How to Plant a Creeping Phlox
Nothing beats colorful creeping phlox as a perennial spring ground cover. While each plant grows to only about 6-8 inches tall, it will form a dense 12-24 inch carpet that never runs amok or gets out of control. Providing 6 weeks of continual masses of lavender, pink, white or bicolor beauty, these tough little plants are not demanding and present no disease or pest issues. The icing on the cake is the lovely foliage that continues to adorn gardens and landscapes even through the winter, when most plants shed leaves and retreat into dormancy.
Select a new home for your creeping phlox plant in partial or full shade. The soil should be well drained, but rich and capable of sustaining moisture reasonably well.
Dig a hole a little wider and equal in depth as the plant’s current container.
- Nothing beats colorful creeping phlox as a perennial spring ground cover.
- Select a new home for your creeping phlox plant in partial or full shade.
Position the creeping phlox in the hole so that it will be planted at exactly the same depth that it occupied in its nursery container. Fill the hole halfway with water and allow it to seep into the ground. Backfill the hole with original soil, pressing it firmly to the plant.

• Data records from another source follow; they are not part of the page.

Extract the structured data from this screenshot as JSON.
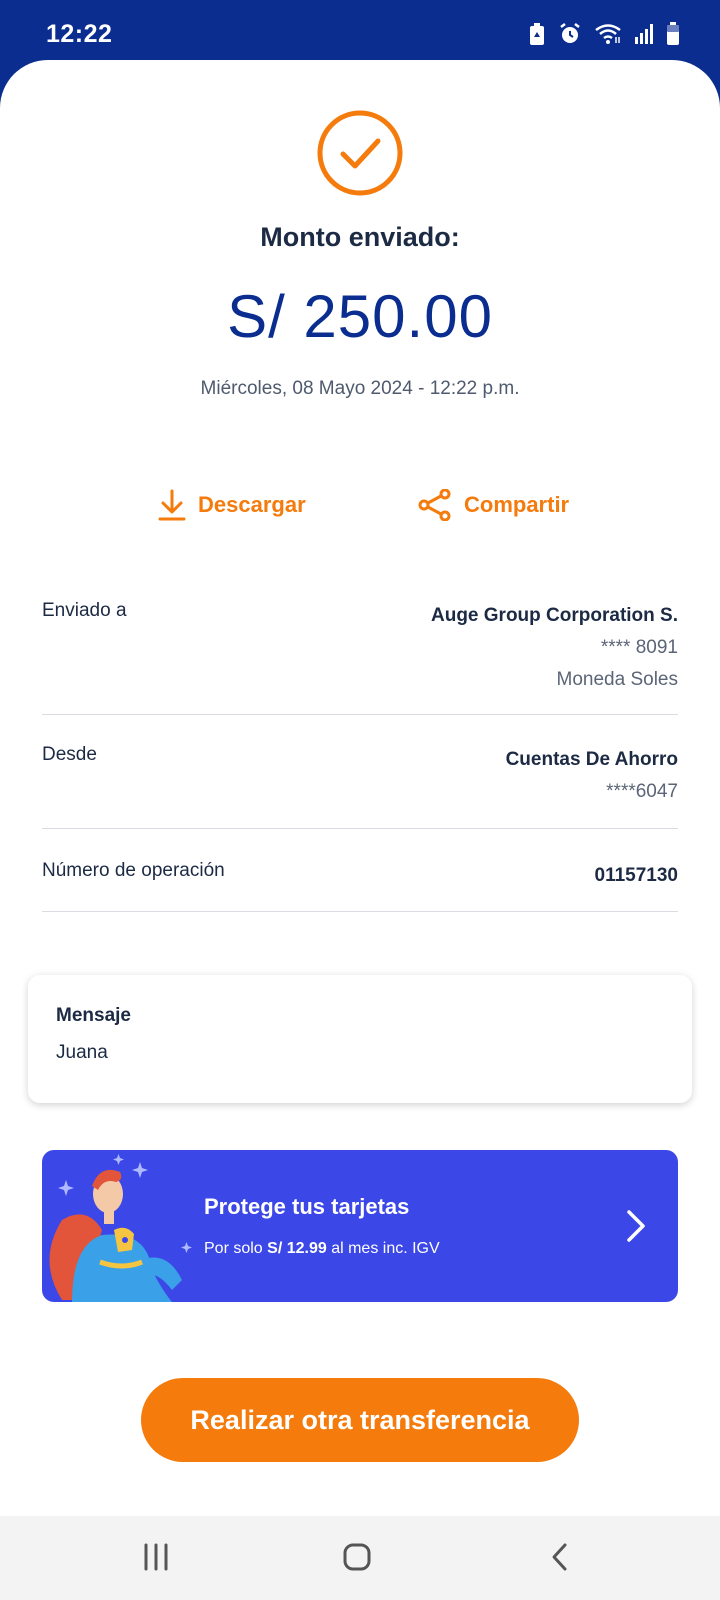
{
  "status_bar": {
    "time": "12:22",
    "icons": [
      "battery-saver-icon",
      "alarm-icon",
      "wifi-icon",
      "signal-icon",
      "battery-icon"
    ]
  },
  "receipt": {
    "status_icon": "check-circle-icon",
    "amount_label": "Monto enviado:",
    "amount": "S/ 250.00",
    "datetime": "Miércoles, 08 Mayo 2024 - 12:22 p.m."
  },
  "actions": {
    "download": {
      "label": "Descargar",
      "icon": "download-icon"
    },
    "share": {
      "label": "Compartir",
      "icon": "share-icon"
    }
  },
  "details": {
    "sent_to": {
      "label": "Enviado a",
      "name": "Auge Group Corporation S.",
      "account": "**** 8091",
      "currency": "Moneda Soles"
    },
    "from": {
      "label": "Desde",
      "account_type": "Cuentas De Ahorro",
      "account": "****6047"
    },
    "operation": {
      "label": "Número de operación",
      "number": "01157130"
    }
  },
  "message": {
    "title": "Mensaje",
    "text": "Juana"
  },
  "promo": {
    "title": "Protege tus tarjetas",
    "subtitle_prefix": "Por solo ",
    "price": "S/ 12.99",
    "subtitle_suffix": " al mes inc. IGV"
  },
  "cta": {
    "label": "Realizar otra transferencia"
  },
  "nav": {
    "icons": [
      "recents-icon",
      "home-icon",
      "back-icon"
    ]
  },
  "colors": {
    "brand_blue": "#0a2d8f",
    "accent_orange": "#f47b0c",
    "promo_blue": "#3b47e6"
  }
}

Water enough to moisten the soil, and mulch lightly if you wish. Water the plant as needed thereafter, keeping it uniformly moist but not wet or soggy.
Feed your creeping phlox a healthy dose of compost one time only in the spring. Over-fertilizing these plants causes excessively abundant new growth, which is subject to severe burning during the winter.
- Position the creeping phlox in the hole so that it will be planted at exactly the same depth that it occupied in its nursery container.
Perk up and refresh your creeping phlox by pruning out older dead stems after a year or so if it begins looking a little unkempt. You can also trim the entire plant back about 1 inch after your phlox has finished blooming. This will produce bushier growth and increased flower production for the following spring.
A full-time writer since 2007, Axl J. Amistaadt is a DMS 2013 Outstanding Contributor Award recipient. He publishes online articles with major focus on pets, wildlife, gardening and fitness. He also covers parenting, juvenile science experiments, cooking and alternative/home remedies. Amistaadt has written book reviews for Work At Home Truth.